Gratitude helps to maximise happiness in multiple ways. One reason is that it allows us to reframe memories of unpleasant events in a way that decreases their undesirable emotional impact.
“Being thankful is not always experienced as a natural state of existence, we must work at it, akin to a type of strength training for the heart.” – Larissa Gomez
Legacy 9: Gratitude evokes humility
Humility is the quality of having a modest or balanced view of one's importance. It is a trait we admire when we see it demonstrated because it essentially reveals freedom from pride or arrogance. Gratitude spurs us to become humbler because expressing gratitude takes the focus off ourselves and encourages us to recognise that at least part of our successes is due to other people's actions. There is a clear link between these two characteristics: grateful people tend to have humility, and those with humility tend to be thankful.
Humility lets us see how others have supported us and may encourage us to engage in positive behaviours, such as helping others or bettering ourselves. It also helps to enhance leadership, increase work performance, develop better relationships and soothes the soul. Gratitude is a social emotion that works in complete harmony with humility and helps you prosper in many ways.
“Thank you is the best prayer that anyone could say. I say that one a lot. Thank you expresses extreme gratitude, humility and understanding.” – Alice Walker

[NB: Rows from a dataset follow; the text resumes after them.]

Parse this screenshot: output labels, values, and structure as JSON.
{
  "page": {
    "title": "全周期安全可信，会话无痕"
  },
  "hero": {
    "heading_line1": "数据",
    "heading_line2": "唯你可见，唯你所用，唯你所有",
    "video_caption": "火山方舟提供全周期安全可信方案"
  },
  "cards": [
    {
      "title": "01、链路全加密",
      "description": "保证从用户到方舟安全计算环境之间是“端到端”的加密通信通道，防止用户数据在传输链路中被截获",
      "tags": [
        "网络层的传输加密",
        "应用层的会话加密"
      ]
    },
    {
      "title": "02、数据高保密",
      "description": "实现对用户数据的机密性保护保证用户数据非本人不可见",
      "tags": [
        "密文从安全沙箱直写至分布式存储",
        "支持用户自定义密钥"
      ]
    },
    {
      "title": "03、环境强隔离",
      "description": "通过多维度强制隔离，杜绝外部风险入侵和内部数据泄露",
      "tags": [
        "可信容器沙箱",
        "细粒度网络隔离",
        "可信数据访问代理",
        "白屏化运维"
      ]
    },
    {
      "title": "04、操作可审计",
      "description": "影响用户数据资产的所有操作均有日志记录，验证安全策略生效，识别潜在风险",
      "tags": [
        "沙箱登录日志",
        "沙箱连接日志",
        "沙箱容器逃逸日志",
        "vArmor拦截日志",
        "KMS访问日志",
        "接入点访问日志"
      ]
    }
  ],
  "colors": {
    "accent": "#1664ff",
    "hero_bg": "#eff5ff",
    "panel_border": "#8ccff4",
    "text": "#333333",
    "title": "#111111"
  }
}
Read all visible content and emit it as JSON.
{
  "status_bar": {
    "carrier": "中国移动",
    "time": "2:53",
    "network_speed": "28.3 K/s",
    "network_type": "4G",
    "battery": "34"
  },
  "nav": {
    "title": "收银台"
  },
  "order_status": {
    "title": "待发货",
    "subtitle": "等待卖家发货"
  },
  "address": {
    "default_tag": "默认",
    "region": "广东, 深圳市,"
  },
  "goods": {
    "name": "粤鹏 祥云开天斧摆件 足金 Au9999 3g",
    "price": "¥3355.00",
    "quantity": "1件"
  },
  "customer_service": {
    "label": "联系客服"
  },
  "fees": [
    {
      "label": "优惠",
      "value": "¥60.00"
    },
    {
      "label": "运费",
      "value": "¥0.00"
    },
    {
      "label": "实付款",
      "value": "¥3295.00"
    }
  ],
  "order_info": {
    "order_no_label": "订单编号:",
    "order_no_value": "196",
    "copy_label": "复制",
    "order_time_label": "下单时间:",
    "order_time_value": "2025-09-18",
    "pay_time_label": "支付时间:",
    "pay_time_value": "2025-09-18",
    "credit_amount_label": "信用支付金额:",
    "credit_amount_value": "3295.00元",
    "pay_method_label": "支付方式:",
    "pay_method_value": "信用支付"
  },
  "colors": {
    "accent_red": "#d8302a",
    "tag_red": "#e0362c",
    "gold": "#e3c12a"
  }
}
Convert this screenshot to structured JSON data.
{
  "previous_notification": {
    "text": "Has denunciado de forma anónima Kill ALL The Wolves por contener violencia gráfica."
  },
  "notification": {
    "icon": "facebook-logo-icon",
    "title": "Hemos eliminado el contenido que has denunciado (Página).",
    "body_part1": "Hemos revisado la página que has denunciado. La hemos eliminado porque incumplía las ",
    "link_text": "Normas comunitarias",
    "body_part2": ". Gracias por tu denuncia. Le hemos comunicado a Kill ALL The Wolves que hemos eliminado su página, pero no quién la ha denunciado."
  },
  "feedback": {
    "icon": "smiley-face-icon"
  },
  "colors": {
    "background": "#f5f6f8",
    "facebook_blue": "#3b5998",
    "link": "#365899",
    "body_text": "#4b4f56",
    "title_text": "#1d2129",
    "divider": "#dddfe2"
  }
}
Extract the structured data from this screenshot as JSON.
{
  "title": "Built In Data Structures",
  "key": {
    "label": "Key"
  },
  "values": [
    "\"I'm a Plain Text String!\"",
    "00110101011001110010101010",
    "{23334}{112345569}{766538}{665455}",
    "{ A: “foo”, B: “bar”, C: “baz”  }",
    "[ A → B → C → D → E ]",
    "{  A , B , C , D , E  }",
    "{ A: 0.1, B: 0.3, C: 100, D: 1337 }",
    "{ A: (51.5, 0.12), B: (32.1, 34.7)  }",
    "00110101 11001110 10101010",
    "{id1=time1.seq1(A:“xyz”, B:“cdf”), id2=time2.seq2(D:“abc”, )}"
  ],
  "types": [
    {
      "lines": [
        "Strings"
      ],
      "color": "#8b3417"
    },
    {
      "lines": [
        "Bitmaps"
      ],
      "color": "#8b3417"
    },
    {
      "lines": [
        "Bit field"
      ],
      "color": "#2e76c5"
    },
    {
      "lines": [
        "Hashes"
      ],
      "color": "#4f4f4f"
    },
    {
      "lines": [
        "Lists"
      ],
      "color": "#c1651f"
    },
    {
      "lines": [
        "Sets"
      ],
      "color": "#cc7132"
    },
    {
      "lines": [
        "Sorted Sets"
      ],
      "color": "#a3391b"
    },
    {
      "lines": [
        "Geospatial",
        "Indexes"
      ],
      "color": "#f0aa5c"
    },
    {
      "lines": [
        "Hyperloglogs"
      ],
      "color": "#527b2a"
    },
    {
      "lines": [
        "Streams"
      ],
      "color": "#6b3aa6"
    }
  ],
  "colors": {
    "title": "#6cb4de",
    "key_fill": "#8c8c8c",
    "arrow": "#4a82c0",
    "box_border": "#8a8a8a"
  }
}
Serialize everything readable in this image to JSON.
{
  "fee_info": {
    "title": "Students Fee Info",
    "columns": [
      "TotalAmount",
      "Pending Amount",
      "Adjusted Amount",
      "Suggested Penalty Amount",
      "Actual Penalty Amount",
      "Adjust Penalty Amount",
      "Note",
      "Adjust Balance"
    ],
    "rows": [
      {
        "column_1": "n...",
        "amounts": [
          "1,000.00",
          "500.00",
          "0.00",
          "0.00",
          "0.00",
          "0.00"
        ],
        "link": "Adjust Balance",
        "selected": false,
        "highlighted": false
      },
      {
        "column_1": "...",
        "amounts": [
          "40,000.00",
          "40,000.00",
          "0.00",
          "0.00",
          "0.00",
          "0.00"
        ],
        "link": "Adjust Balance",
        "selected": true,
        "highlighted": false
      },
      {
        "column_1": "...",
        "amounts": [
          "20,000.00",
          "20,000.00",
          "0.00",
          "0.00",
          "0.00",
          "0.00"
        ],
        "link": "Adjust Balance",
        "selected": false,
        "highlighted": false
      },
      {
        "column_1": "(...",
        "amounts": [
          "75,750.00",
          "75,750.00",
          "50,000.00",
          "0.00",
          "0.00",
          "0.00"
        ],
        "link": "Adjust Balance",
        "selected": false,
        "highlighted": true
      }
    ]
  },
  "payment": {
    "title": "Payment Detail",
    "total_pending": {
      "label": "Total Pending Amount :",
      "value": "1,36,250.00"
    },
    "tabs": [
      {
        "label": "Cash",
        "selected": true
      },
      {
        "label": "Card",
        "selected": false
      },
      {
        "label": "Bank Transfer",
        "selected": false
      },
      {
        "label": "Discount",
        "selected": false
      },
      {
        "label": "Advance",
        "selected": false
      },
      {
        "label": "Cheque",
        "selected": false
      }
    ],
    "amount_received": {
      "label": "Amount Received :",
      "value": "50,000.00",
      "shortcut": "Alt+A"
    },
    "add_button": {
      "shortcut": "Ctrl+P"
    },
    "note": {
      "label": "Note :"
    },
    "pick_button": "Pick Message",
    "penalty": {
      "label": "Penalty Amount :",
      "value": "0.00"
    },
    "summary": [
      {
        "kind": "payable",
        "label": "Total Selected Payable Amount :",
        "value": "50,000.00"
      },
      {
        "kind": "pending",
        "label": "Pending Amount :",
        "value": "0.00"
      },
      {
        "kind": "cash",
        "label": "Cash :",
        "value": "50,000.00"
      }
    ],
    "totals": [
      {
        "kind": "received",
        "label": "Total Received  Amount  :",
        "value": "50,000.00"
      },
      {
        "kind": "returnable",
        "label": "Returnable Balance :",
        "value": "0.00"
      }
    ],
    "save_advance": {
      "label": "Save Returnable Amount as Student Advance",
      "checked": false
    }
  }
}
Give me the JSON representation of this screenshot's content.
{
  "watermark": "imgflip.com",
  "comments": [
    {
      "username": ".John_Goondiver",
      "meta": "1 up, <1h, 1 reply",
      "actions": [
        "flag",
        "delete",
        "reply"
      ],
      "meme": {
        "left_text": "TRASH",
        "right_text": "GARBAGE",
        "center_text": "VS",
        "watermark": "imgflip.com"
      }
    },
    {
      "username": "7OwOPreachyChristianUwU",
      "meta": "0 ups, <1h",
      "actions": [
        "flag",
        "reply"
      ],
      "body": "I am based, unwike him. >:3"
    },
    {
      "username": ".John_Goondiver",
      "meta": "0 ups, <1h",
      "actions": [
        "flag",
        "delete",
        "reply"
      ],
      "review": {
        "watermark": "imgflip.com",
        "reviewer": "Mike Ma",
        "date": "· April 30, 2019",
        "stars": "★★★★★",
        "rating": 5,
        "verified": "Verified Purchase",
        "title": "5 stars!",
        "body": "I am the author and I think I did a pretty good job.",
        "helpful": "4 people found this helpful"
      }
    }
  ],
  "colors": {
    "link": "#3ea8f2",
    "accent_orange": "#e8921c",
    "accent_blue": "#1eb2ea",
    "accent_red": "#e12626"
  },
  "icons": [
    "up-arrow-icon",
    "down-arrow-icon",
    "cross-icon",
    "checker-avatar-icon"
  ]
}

Legacy 10: Gratitude reinforces commitment
Research shows that our emotional systems like newness, novelty and change are short-lived. It is easy to miss the good because we get used to it. As the saying goes, familiarity breeds contempt! Positive emotions tend to wear off quickly, which can cause us to become blindsight to all we do have while focusing on the few things we don't have and desire. We adapt to favourable life circumstances reasonably soon, so the new car, house, job or spouse, after some time, doesn't feel unique and exciting anymore.
Gratitude enables us to appreciate the value of something. It helps to reinforce our commitment because it can help us remember what it was like prior to having that person or thing in our lives and the good it felt when we first received that blessing. This helps us extract more benefits from it and limits our chances of taking it for granted. The power of gratitude is that it's a state of mind that fills you with positive feelings as you review the small and great things that have improved your life. For example, if you don't like cutting the grass in your garden, just think back to when you didn't have a garden and be thankful that you now have one and can now sit outside as and when you please.
“Let us be grateful to people who make us happy; they are the charming gardeners who make our souls blossom.” – Marcel Proust
In closing, I would like to encourage you to aim to embody gratitude in every moment, in every situation and through all circumstances. It can be as simple as saying thank you or giving someone a gift or card to show your appreciation. The goal is to strengthen your gratitude muscles to become strong. With whatever you do today, always think BIG: Begin In Gratitude! By doing so, you will reap all the benefits discussed in this blog series.
This is the fourth and final part of the gift of gratitude blog series. I hope you found this blog series helpful and that you were able to take some practical steps and actions as a result of it. Leave a comment below and let me know one thing you will take away. This is your way of expressing gratitude!
Ezra AKA Voice of Reason